Other countries have also introduced regulations for virtual currency businesses. In Japan, for example, the Payment Services Act regulates virtual currency exchanges and requires them to be licensed by the Financial Services Agency (FSA). The FSA requires virtual currency exchanges to implement AML and KYC programs and report certain transactions to the agency.
The Role of Cryptocurrencies in Money Transmission
Cryptocurrencies have become an increasingly popular means of transferring funds across borders due to their decentralized nature and lower transaction fees compared to traditional methods. Money transmitters that handle cryptocurrencies can offer faster and cheaper services to customers compared to traditional wire transfers.
However, cryptocurrencies also present new risks for money transmitters. Cryptocurrencies are not issued by governments and operate outside the traditional banking system, which makes it more difficult for regulators to track transactions and detect illegal activities.
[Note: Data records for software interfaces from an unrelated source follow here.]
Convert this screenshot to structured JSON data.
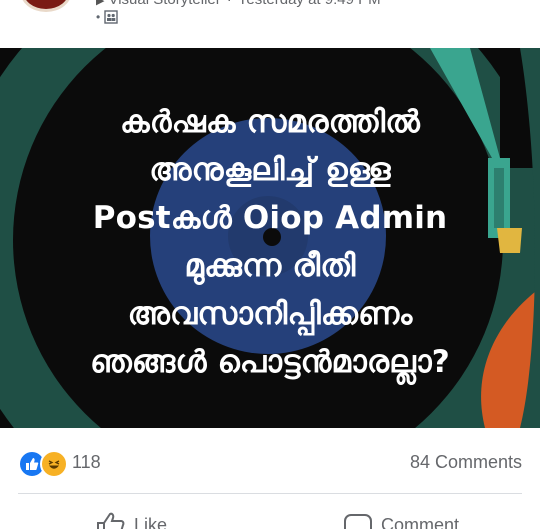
{
  "header": {
    "meta_text": "Visual Storyteller",
    "meta_time": "Yesterday at 9:49 PM",
    "privacy_icon": "group-icon"
  },
  "post_image": {
    "lines": [
      "കർഷക സമരത്തിൽ",
      "അനുകൂലിച്ച് ഉള്ള",
      "Postകൾ Oiop  Admin",
      "മുക്കുന്ന രീതി",
      "അവസാനിപ്പിക്കണം",
      "ഞങ്ങൾ പൊട്ടൻമാരല്ലാ?"
    ],
    "colors": {
      "background": "#0a0a0a",
      "teal": "#1f4f45",
      "blue_disc": "#25407a",
      "orange": "#d45a23",
      "teal_arm": "#3aa58f",
      "text": "#ffffff"
    }
  },
  "reactions": {
    "count": "118",
    "comments": "84 Comments",
    "icons": [
      "like-icon",
      "haha-icon"
    ]
  },
  "actions": {
    "like_label": "Like",
    "comment_label": "Comment"
  }
}
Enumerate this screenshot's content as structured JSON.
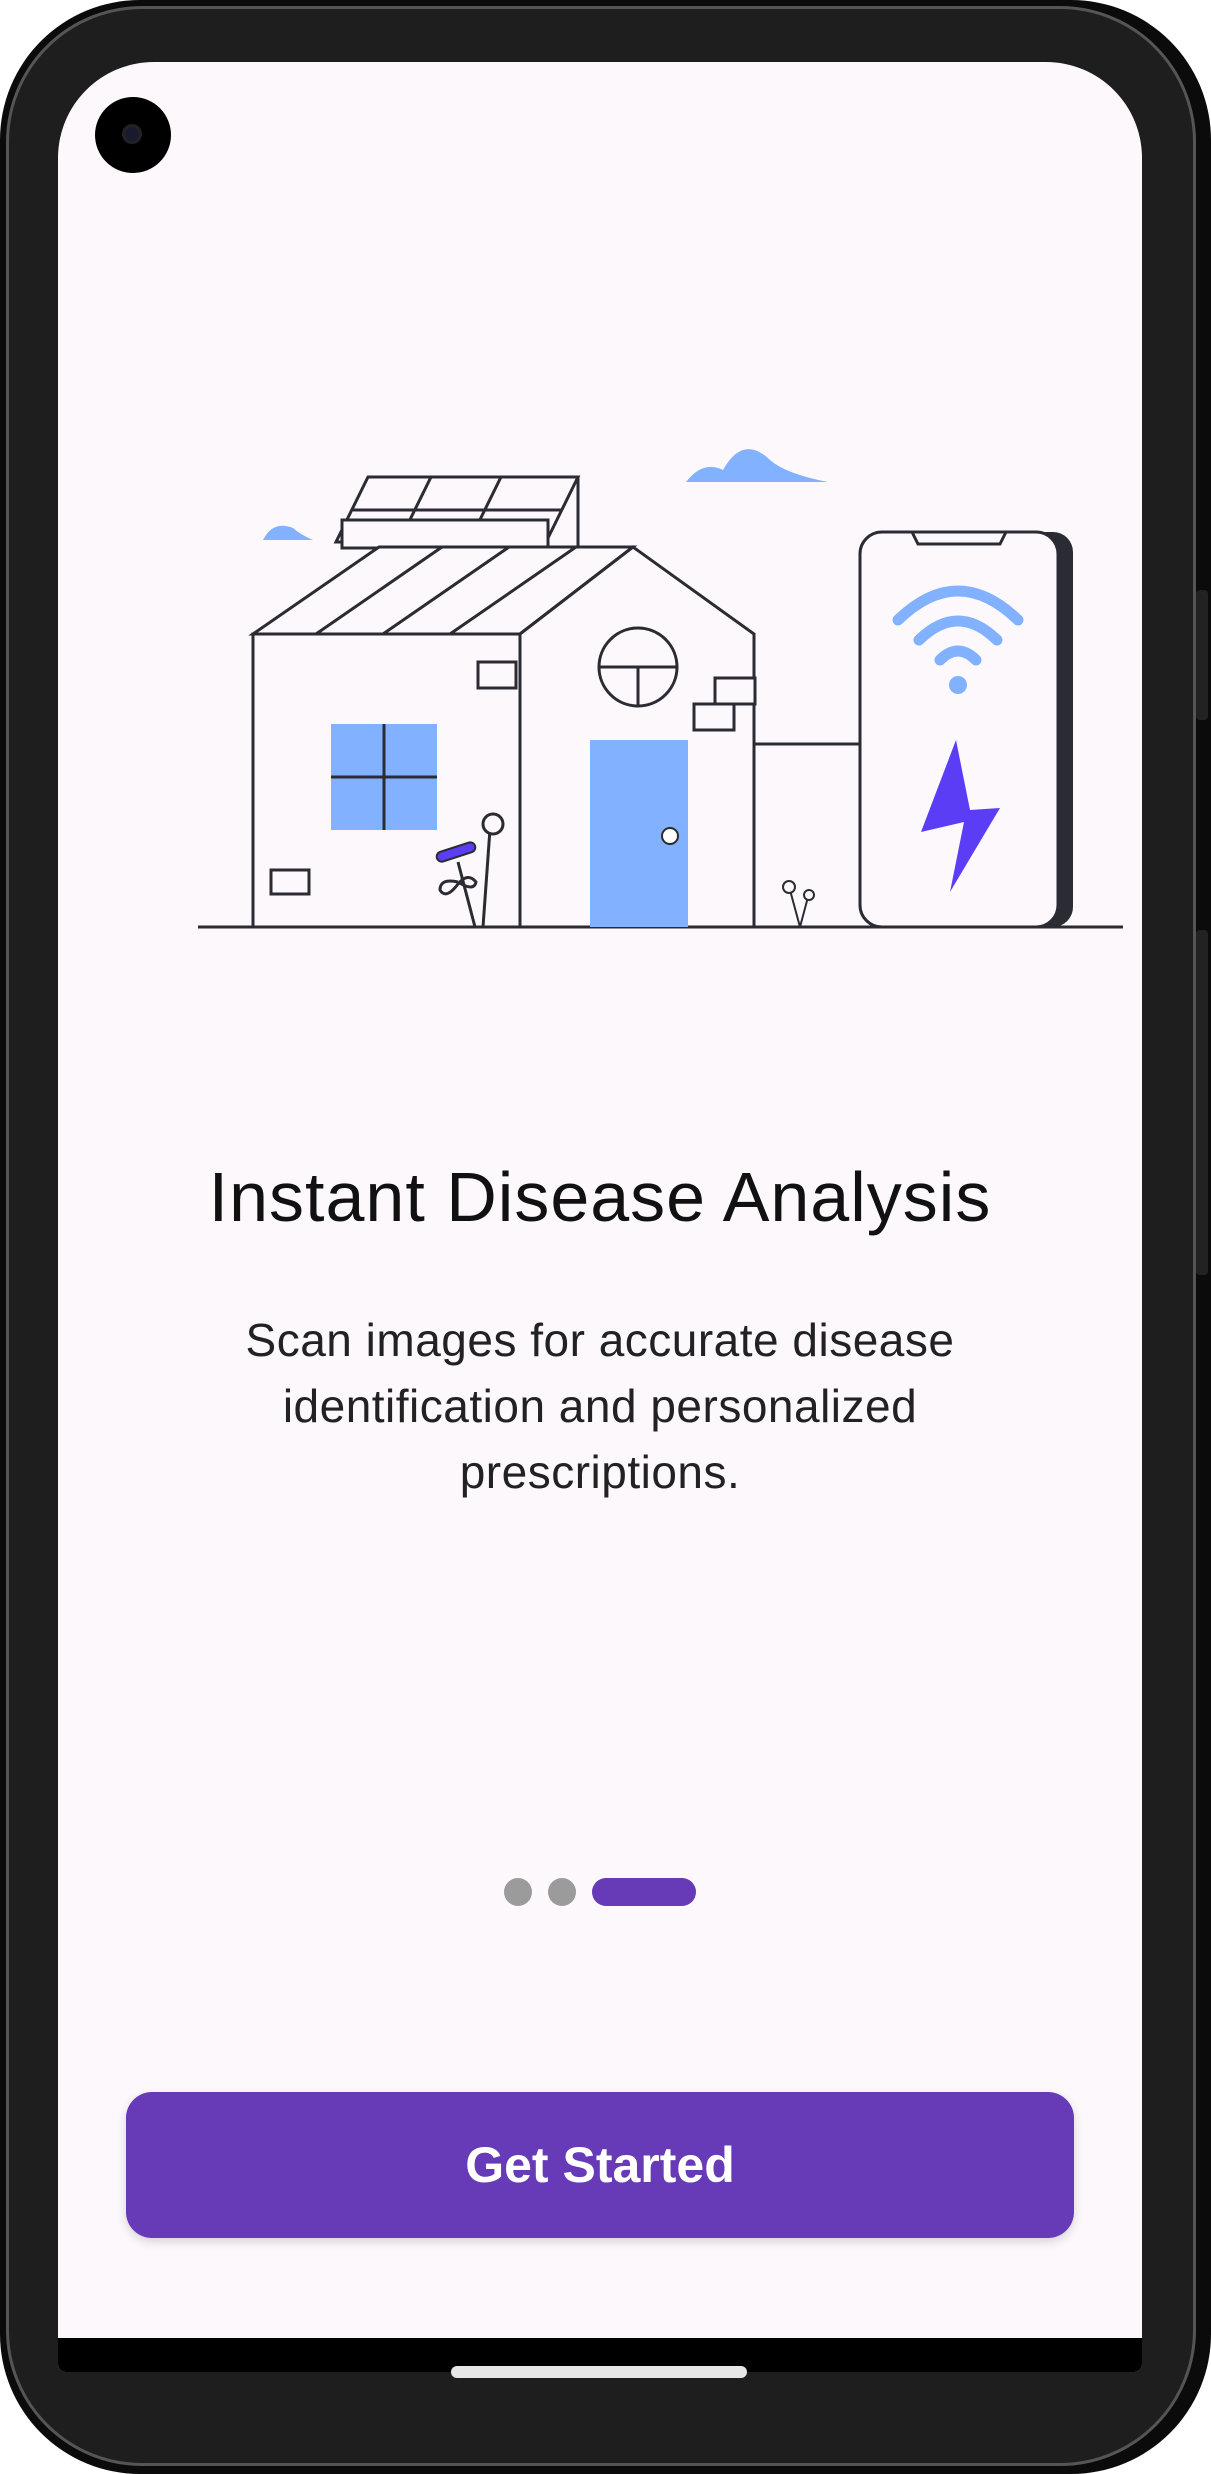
{
  "onboarding": {
    "title": "Instant Disease Analysis",
    "description": "Scan images for accurate disease identification and personalized prescriptions.",
    "page_indicator": {
      "total": 3,
      "current": 3
    },
    "cta_label": "Get Started"
  },
  "colors": {
    "accent": "#673ab7",
    "screen_background": "#fdf8fc",
    "inactive_dot": "#9b9b9b",
    "illustration_blue": "#82b1ff",
    "illustration_purple": "#5b3df5"
  },
  "icons": [
    "front-camera-icon",
    "wifi-icon",
    "lightning-bolt-icon"
  ]
}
Money transmitters that handle cryptocurrencies must implement robust AML and KYC programs to prevent money laundering and terrorism financing.
The Impact of Blockchain Technology on Money Transmission
Blockchain technology, the underlying technology behind cryptocurrencies, has the potential to revolutionize the money transmitter industry. Blockchain technology enables peer-to-peer transactions without the need for intermediaries, such as banks or money transmitters.
This means that blockchain technology could potentially displace traditional money transmitters by offering faster, cheaper, and more secure money transfer services. Blockchain technology also offers greater transparency and traceability compared to traditional methods, which could help to prevent fraud and illegal activities.
However, the adoption of blockchain technology in the money transmitter industry is still in its early stages, and there are several challenges that need to be addressed before widespread adoption can occur.
One of the main challenges is regulatory compliance. Money transmission is a heavily regulated industry, and blockchain-based money transfer services must comply with a range of regulations, including anti-money laundering (AML) and know-your-customer (KYC) regulations. This can be a significant barrier to entry for blockchain-based startups.
Another challenge is the scalability of blockchain technology. While blockchain technology offers faster and cheaper money transfer services, current blockchain networks, such as Bitcoin and Ethereum, have limited transaction throughput, which could be a hindrance to adoption. However, there are several promising scaling solutions being developed, such as off-chain payment channels and sharding.
Despite these challenges, there are already several blockchain-based money transfer services that are gaining traction. Ripple, for example, is a blockchain-based payment protocol that enables near-instant and low-cost cross-border money transfers. Another example is Stellar, a decentralized payment network that aims to connect banks, payment systems, and people to facilitate low-cost international money transfers.
In conclusion, the money transmitter industry plays a crucial role in facilitating the movement of money across borders, and blockchain technology has the potential to disrupt and transform this industry. While there are still several challenges that need to be addressed, the benefits of blockchain-based money transfer services, such as faster, cheaper, and more secure transactions, make it an exciting development to watch in the coming years. As with any new technology, it will take time for blockchain-based money transfer services to gain widespread adoption, but the potential benefits for consumers and businesses alike make it a promising area for innovation and investment.